Start of Dataset extract

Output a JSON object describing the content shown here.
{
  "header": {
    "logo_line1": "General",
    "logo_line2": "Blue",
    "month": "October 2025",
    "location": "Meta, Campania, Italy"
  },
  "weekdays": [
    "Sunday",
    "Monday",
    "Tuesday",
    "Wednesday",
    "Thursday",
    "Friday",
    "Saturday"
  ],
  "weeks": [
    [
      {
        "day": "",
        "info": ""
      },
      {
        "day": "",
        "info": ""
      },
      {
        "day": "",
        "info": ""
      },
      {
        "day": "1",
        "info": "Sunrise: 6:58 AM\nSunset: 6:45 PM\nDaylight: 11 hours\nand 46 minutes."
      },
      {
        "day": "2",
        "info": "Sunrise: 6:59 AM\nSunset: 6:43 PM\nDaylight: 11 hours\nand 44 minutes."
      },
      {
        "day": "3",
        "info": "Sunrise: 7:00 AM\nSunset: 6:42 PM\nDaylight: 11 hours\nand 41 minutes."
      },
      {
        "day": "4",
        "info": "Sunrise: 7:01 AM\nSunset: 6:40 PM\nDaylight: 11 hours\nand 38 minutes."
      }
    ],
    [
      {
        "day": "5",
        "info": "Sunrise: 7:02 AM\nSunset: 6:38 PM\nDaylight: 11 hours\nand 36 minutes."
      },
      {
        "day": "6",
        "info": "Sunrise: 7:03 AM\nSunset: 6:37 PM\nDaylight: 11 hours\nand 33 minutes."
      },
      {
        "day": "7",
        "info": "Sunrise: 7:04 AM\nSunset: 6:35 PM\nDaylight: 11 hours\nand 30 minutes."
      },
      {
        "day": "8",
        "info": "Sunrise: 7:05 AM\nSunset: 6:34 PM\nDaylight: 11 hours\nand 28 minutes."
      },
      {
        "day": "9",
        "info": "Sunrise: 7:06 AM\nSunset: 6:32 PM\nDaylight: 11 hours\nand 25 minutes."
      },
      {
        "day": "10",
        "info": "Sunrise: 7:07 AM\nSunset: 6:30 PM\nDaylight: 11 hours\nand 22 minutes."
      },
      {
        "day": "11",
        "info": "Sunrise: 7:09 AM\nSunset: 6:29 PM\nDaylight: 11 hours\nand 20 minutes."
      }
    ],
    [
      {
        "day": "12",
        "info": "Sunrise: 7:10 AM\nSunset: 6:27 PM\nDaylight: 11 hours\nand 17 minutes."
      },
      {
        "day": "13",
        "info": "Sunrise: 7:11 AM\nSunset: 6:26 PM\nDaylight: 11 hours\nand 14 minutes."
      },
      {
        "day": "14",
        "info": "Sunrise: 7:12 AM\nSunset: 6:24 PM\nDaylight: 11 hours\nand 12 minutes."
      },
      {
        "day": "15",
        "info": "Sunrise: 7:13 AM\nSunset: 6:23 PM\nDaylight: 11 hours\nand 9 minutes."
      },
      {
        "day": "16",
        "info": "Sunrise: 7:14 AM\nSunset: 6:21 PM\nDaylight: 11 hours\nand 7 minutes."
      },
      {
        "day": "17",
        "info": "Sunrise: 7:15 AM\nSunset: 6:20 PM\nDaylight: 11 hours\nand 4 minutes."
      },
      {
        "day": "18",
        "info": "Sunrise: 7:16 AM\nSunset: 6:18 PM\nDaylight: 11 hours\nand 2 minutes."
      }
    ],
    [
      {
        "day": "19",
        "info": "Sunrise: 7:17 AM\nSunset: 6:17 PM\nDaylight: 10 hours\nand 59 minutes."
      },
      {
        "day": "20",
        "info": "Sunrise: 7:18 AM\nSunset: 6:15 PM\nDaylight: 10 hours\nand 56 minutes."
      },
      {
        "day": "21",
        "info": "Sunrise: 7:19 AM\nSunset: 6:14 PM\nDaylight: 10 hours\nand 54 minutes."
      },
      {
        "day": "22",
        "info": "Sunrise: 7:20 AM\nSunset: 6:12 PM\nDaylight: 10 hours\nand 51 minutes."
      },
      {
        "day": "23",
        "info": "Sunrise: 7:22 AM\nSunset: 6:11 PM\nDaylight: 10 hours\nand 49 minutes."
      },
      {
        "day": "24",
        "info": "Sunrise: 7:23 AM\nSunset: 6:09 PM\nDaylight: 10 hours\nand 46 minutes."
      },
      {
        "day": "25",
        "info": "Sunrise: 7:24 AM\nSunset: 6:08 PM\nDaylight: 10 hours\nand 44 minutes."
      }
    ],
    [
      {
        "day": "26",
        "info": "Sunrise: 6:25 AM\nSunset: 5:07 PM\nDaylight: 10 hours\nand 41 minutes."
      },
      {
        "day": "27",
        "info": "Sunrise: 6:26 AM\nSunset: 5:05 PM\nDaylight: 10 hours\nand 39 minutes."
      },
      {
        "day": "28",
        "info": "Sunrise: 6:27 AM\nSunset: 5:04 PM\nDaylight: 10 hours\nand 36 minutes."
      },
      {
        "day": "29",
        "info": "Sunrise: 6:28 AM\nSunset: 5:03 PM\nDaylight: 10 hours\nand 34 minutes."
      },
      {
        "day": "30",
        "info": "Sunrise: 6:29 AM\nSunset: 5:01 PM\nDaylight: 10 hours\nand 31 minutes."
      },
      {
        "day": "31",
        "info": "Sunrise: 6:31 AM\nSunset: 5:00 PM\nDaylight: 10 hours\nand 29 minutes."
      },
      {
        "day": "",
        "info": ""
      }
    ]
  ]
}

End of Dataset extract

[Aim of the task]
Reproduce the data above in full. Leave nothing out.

[Response]
Output a JSON object describing the content shown here.
{
  "header": {
    "logo_line1": "General",
    "logo_line2": "Blue",
    "month": "October 2025",
    "location": "Meta, Campania, Italy"
  },
  "weekdays": [
    "Sunday",
    "Monday",
    "Tuesday",
    "Wednesday",
    "Thursday",
    "Friday",
    "Saturday"
  ],
  "weeks": [
    [
      {
        "day": "",
        "info": ""
      },
      {
        "day": "",
        "info": ""
      },
      {
        "day": "",
        "info": ""
      },
      {
        "day": "1",
        "info": "Sunrise: 6:58 AM\nSunset: 6:45 PM\nDaylight: 11 hours\nand 46 minutes."
      },
      {
        "day": "2",
        "info": "Sunrise: 6:59 AM\nSunset: 6:43 PM\nDaylight: 11 hours\nand 44 minutes."
      },
      {
        "day": "3",
        "info": "Sunrise: 7:00 AM\nSunset: 6:42 PM\nDaylight: 11 hours\nand 41 minutes."
      },
      {
        "day": "4",
        "info": "Sunrise: 7:01 AM\nSunset: 6:40 PM\nDaylight: 11 hours\nand 38 minutes."
      }
    ],
    [
      {
        "day": "5",
        "info": "Sunrise: 7:02 AM\nSunset: 6:38 PM\nDaylight: 11 hours\nand 36 minutes."
      },
      {
        "day": "6",
        "info": "Sunrise: 7:03 AM\nSunset: 6:37 PM\nDaylight: 11 hours\nand 33 minutes."
      },
      {
        "day": "7",
        "info": "Sunrise: 7:04 AM\nSunset: 6:35 PM\nDaylight: 11 hours\nand 30 minutes."
      },
      {
        "day": "8",
        "info": "Sunrise: 7:05 AM\nSunset: 6:34 PM\nDaylight: 11 hours\nand 28 minutes."
      },
      {
        "day": "9",
        "info": "Sunrise: 7:06 AM\nSunset: 6:32 PM\nDaylight: 11 hours\nand 25 minutes."
      },
      {
        "day": "10",
        "info": "Sunrise: 7:07 AM\nSunset: 6:30 PM\nDaylight: 11 hours\nand 22 minutes."
      },
      {
        "day": "11",
        "info": "Sunrise: 7:09 AM\nSunset: 6:29 PM\nDaylight: 11 hours\nand 20 minutes."
      }
    ],
    [
      {
        "day": "12",
        "info": "Sunrise: 7:10 AM\nSunset: 6:27 PM\nDaylight: 11 hours\nand 17 minutes."
      },
      {
        "day": "13",
        "info": "Sunrise: 7:11 AM\nSunset: 6:26 PM\nDaylight: 11 hours\nand 14 minutes."
      },
      {
        "day": "14",
        "info": "Sunrise: 7:12 AM\nSunset: 6:24 PM\nDaylight: 11 hours\nand 12 minutes."
      },
      {
        "day": "15",
        "info": "Sunrise: 7:13 AM\nSunset: 6:23 PM\nDaylight: 11 hours\nand 9 minutes."
      },
      {
        "day": "16",
        "info": "Sunrise: 7:14 AM\nSunset: 6:21 PM\nDaylight: 11 hours\nand 7 minutes."
      },
      {
        "day": "17",
        "info": "Sunrise: 7:15 AM\nSunset: 6:20 PM\nDaylight: 11 hours\nand 4 minutes."
      },
      {
        "day": "18",
        "info": "Sunrise: 7:16 AM\nSunset: 6:18 PM\nDaylight: 11 hours\nand 2 minutes."
      }
    ],
    [
      {
        "day": "19",
        "info": "Sunrise: 7:17 AM\nSunset: 6:17 PM\nDaylight: 10 hours\nand 59 minutes."
      },
      {
        "day": "20",
        "info": "Sunrise: 7:18 AM\nSunset: 6:15 PM\nDaylight: 10 hours\nand 56 minutes."
      },
      {
        "day": "21",
        "info": "Sunrise: 7:19 AM\nSunset: 6:14 PM\nDaylight: 10 hours\nand 54 minutes."
      },
      {
        "day": "22",
        "info": "Sunrise: 7:20 AM\nSunset: 6:12 PM\nDaylight: 10 hours\nand 51 minutes."
      },
      {
        "day": "23",
        "info": "Sunrise: 7:22 AM\nSunset: 6:11 PM\nDaylight: 10 hours\nand 49 minutes."
      },
      {
        "day": "24",
        "info": "Sunrise: 7:23 AM\nSunset: 6:09 PM\nDaylight: 10 hours\nand 46 minutes."
      },
      {
        "day": "25",
        "info": "Sunrise: 7:24 AM\nSunset: 6:08 PM\nDaylight: 10 hours\nand 44 minutes."
      }
    ],
    [
      {
        "day": "26",
        "info": "Sunrise: 6:25 AM\nSunset: 5:07 PM\nDaylight: 10 hours\nand 41 minutes."
      },
      {
        "day": "27",
        "info": "Sunrise: 6:26 AM\nSunset: 5:05 PM\nDaylight: 10 hours\nand 39 minutes."
      },
      {
        "day": "28",
        "info": "Sunrise: 6:27 AM\nSunset: 5:04 PM\nDaylight: 10 hours\nand 36 minutes."
      },
      {
        "day": "29",
        "info": "Sunrise: 6:28 AM\nSunset: 5:03 PM\nDaylight: 10 hours\nand 34 minutes."
      },
      {
        "day": "30",
        "info": "Sunrise: 6:29 AM\nSunset: 5:01 PM\nDaylight: 10 hours\nand 31 minutes."
      },
      {
        "day": "31",
        "info": "Sunrise: 6:31 AM\nSunset: 5:00 PM\nDaylight: 10 hours\nand 29 minutes."
      },
      {
        "day": "",
        "info": ""
      }
    ]
  ]
}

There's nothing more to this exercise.